What you have to say about our Caring for Vulnerable Children MOOC
Topic: Child protection, Education, Health and Wellbeing, Local authority
Author: Sarah Hume-Anthony
Sarah Hume-Anthony is Learning Enhancement Adviser (Online Learning) at CELCIS. Here she talks about the comments people made while taking part in the Caring for Vulnerable Children online course and how inspiring and fulfilling it is to be part of it.
I've been the host for the CELCIS Caring for Vulnerable Children (CFVC) Massive Open Online Course for the last few years, which basically means I keep the course updated and keep an eye on all the discussions while the course is running. Since CFVC has high levels of social interaction it's a busy job and thousands of people write comments every week about their experience of studying online and their dreams and aspirations for the course.
Why people enrol onto the MOOC
It's been fascinating to see who entered this course as a professional and who entered to get a taste of what future careers in this field entails. One participant commented

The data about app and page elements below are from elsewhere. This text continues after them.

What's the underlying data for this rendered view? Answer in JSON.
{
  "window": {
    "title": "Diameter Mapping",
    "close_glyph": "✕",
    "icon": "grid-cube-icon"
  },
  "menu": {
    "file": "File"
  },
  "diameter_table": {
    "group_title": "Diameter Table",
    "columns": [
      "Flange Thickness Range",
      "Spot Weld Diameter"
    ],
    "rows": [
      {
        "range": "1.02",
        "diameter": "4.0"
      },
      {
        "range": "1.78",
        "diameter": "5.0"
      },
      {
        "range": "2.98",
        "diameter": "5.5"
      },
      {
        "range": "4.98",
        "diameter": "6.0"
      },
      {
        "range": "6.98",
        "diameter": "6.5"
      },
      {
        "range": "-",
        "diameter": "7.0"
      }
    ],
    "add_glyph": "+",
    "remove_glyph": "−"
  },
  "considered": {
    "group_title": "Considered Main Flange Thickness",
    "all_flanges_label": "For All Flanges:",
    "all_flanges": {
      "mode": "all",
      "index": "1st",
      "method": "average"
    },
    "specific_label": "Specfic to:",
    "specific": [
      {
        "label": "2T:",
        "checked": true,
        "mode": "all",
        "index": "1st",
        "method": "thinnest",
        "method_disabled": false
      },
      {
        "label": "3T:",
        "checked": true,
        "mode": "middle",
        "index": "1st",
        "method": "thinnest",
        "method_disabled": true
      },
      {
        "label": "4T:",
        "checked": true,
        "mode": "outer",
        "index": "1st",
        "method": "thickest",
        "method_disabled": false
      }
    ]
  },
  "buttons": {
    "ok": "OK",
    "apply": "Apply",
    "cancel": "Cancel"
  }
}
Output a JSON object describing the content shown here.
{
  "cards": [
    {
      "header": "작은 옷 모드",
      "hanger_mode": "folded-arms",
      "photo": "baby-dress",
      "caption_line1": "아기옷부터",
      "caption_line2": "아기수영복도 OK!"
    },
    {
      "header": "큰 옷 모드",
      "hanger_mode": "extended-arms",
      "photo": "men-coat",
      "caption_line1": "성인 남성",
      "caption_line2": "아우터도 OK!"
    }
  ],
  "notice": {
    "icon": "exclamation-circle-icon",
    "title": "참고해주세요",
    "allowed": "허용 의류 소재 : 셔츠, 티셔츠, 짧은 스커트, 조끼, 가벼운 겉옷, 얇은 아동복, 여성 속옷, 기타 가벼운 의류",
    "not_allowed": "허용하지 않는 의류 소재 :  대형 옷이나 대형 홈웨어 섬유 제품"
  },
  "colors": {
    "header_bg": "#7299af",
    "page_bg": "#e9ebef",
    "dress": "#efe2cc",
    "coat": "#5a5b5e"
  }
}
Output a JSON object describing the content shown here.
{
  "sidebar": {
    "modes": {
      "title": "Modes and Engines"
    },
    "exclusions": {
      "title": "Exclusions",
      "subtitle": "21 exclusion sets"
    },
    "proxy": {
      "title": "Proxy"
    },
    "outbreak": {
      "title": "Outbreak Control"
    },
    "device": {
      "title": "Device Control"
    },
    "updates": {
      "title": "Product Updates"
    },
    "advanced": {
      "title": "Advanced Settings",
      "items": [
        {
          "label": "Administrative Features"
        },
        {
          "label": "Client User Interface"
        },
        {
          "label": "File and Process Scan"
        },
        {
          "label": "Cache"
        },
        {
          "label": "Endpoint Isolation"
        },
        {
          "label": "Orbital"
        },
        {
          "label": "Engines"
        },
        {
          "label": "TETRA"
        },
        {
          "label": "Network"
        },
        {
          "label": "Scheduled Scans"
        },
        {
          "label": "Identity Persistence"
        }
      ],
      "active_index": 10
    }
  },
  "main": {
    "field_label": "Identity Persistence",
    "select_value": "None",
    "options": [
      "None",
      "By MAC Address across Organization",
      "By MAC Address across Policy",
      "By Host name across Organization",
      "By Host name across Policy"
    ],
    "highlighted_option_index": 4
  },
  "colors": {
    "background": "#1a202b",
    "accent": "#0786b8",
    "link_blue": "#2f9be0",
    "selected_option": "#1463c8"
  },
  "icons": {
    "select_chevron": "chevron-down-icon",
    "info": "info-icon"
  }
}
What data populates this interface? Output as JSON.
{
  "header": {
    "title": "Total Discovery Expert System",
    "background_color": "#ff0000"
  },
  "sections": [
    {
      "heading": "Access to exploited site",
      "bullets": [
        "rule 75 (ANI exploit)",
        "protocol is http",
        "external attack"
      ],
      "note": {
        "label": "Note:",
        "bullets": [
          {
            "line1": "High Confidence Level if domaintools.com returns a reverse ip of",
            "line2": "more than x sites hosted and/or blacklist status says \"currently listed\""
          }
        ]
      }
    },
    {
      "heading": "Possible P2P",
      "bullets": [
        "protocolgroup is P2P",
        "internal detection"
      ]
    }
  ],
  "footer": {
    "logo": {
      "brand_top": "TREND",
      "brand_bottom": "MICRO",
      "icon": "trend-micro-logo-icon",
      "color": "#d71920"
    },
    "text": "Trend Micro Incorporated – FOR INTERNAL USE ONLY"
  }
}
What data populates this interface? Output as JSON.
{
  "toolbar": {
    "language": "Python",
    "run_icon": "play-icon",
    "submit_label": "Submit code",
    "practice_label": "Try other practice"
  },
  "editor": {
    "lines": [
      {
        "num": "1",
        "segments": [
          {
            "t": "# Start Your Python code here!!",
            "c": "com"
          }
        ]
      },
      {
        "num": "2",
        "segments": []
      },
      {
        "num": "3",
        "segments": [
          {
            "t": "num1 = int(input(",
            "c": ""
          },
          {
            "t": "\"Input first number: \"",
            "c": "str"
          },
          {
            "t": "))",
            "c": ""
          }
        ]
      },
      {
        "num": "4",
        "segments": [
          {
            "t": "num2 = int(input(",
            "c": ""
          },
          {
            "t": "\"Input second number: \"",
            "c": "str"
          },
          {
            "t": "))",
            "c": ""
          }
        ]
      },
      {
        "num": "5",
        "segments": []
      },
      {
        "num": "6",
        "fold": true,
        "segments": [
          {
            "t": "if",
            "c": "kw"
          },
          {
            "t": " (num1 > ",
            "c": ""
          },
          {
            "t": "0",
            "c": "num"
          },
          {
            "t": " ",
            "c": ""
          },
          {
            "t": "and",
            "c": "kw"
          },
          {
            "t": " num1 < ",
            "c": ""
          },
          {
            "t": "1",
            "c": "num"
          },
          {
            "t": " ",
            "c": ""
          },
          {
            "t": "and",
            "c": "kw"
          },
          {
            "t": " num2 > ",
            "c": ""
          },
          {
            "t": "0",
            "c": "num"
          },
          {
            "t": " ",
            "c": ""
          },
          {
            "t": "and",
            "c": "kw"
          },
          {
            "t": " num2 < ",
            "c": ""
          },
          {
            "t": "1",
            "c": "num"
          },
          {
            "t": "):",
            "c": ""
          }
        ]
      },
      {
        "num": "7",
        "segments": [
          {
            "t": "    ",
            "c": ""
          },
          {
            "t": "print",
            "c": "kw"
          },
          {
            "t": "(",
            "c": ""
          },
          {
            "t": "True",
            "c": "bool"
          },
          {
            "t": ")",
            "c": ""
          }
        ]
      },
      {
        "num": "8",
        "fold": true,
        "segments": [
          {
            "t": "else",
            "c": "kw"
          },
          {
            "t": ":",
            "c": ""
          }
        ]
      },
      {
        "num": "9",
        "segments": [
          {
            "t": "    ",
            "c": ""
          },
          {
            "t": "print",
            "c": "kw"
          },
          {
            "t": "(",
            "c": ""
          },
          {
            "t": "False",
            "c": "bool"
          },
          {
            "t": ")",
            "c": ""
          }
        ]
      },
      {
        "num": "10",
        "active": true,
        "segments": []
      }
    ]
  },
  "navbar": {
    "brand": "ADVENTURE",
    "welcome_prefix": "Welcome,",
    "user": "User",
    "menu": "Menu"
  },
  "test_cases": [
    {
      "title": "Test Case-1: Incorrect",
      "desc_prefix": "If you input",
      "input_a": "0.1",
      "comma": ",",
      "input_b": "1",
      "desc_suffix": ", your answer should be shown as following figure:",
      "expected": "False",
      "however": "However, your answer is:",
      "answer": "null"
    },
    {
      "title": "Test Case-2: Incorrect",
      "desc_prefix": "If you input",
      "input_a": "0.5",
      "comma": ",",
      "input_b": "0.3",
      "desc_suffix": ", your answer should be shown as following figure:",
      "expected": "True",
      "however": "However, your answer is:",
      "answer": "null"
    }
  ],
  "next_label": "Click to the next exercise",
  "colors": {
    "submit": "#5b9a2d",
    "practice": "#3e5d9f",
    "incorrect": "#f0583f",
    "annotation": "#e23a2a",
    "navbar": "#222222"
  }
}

"I haven't done much online study but after completing this course I have enrolled on two more" (Sarah)
A wonderful endorsement of the effort and care Graham McPheat, the course leader, put into the creation of this course. Little did he know it would win awards and to date it's had over 55,000 people take part from over 145 countries.
Many participants joined the course to learn more about working with vulnerable children with the idea of working in the field. Chiedozie wrote that the course has empowered him to be a better carer for orphans and vulnerable children, and for Ana it is has reaffirmed her desire to be involved in art projects that work with vulnerable populations. One participant, Janice, thanked the course team and explained:
"I reckon I need to be in this field. I can feel it in my bones". Shirley wrote "I really want to continue with my study in this area as I do not feel I can simply walk away from it now. It's got me gripped!"
I have read thousands of comments from participants, like Carole, who wrote:
"it has awoken a passion I have to work with vulnerable children"
As someone from a non-social work background, I've learnt a great deal about vulnerable children from hosting the course. I completely understand where participant Jessica was coming from when she wrote that she really liked that the course used one case study throughout and the final instalment of Billy's Story was a right tear jerker for her.
Billy's Story has you all gripped
Billy's Story is a gripping fictitious narrative about a teenage boy and his mother. It is shown in six parts, with one instalment each week. I agree with Rachael that Billy's Story has highlighted that it is not just the protection of the child we need to consider and what can be done to help them, but we need to look at the family as a whole.
CFVC has opened my eyes to the real struggles the professionals face and how demanding it is for them. Lisa Marie perfectly captures how I feel about the course by commenting:
"I have learnt so much and at the same time have been made to feel so helpless. I am now going to look further and see how I can help more."
A strong desire to help vulnerable children
It's been the thousands of participants who have written about their own struggles and desires to help and discussed ideas for improving the lives of vulnerable children that has made my time as host for CFVC so rewarding. Participant Wisdom sums it up perfectly by commenting:
"we all need to make a better place for vulnerable children and their families"
This course has made me understand more fully the long-term effects on a child who has been in a vulnerable position, but more importantly (especially through Billy's Story) how important it is to be able to support the whole family in order to improve the outcomes of the child.
I feel incredibly lucky to be working on this course and look forward to the next run which starts on 23 October.
The views expressed in this blog post are those of the author/s and may not represent the views or opinions of CELCIS or our funders.
Commenting on the blog posts
Sharing comments and perspectives prompted by the posts on this blog are welcome. CELCIS operates a moderation process so your comment will not go live straight away.